WORKING DATA:
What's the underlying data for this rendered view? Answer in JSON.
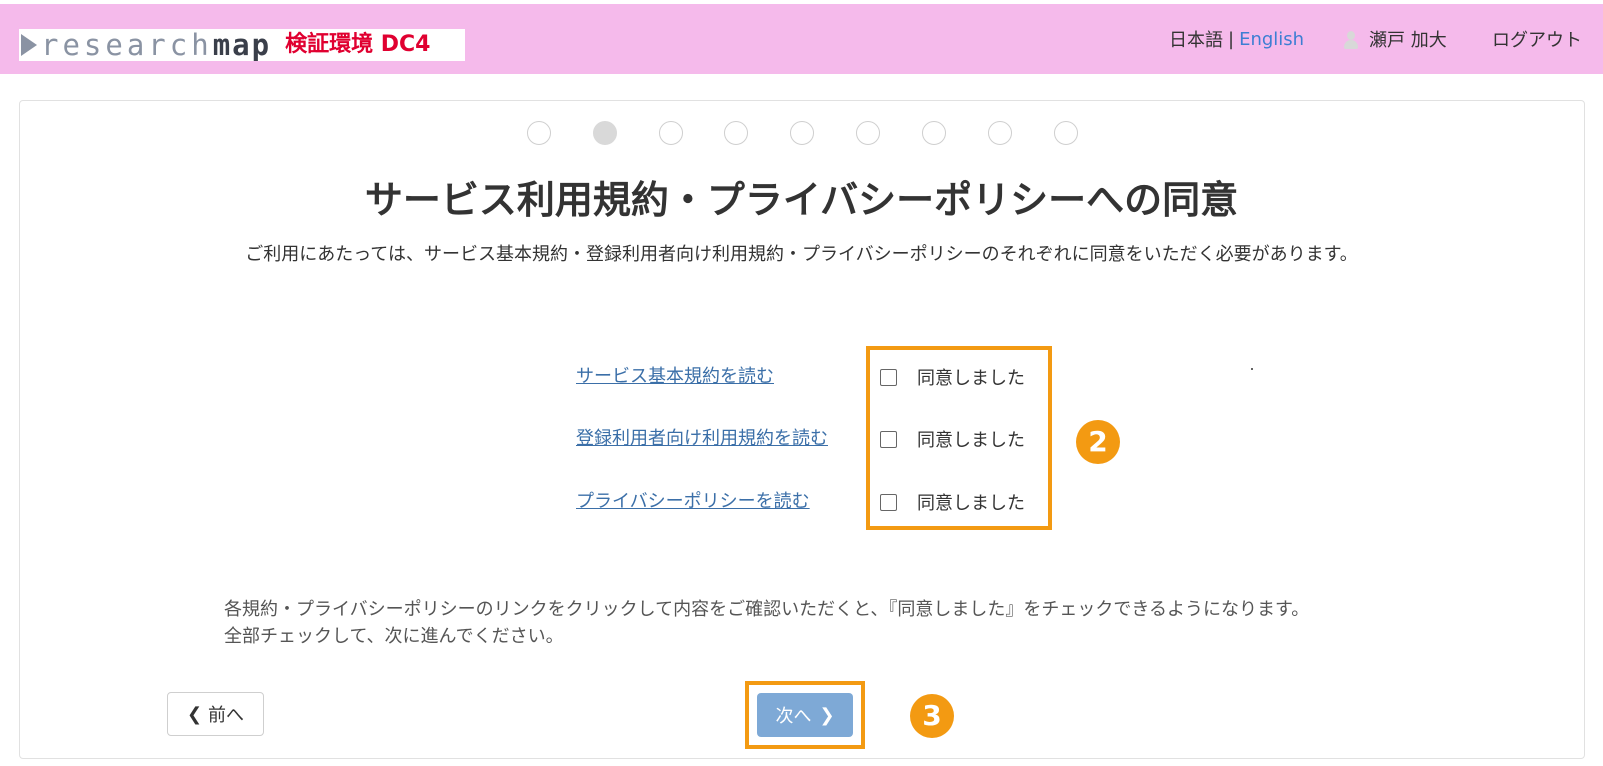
{
  "header": {
    "logo_text_light": "research",
    "logo_text_dark": "map",
    "environment_label": "検証環境 DC4",
    "lang_japanese": "日本語",
    "lang_separator": "|",
    "lang_english": "English",
    "user_icon": "user-icon",
    "user_name": "瀬戸 加大",
    "logout_label": "ログアウト",
    "background_color": "#f5baeb"
  },
  "steps": {
    "total": 9,
    "current": 2
  },
  "main": {
    "title": "サービス利用規約・プライバシーポリシーへの同意",
    "subtitle": "ご利用にあたっては、サービス基本規約・登録利用者向け利用規約・プライバシーポリシーのそれぞれに同意をいただく必要があります。"
  },
  "agreements": [
    {
      "link_label": "サービス基本規約を読む",
      "checkbox_label": "同意しました",
      "checked": false
    },
    {
      "link_label": "登録利用者向け利用規約を読む",
      "checkbox_label": "同意しました",
      "checked": false
    },
    {
      "link_label": "プライバシーポリシーを読む",
      "checkbox_label": "同意しました",
      "checked": false
    }
  ],
  "notice": {
    "line1": "各規約・プライバシーポリシーのリンクをクリックして内容をご確認いただくと、『同意しました』をチェックできるようになります。",
    "line2": "全部チェックして、次に進んでください。"
  },
  "navigation": {
    "prev_label": "前へ",
    "prev_icon": "chevron-left-icon",
    "next_label": "次へ",
    "next_icon": "chevron-right-icon",
    "next_color": "#7ea9d6"
  },
  "annotations": {
    "badge_2": "2",
    "badge_3": "3",
    "highlight_color": "#f39a12"
  }
}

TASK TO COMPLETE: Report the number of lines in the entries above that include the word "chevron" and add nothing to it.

ANSWER BOX: 2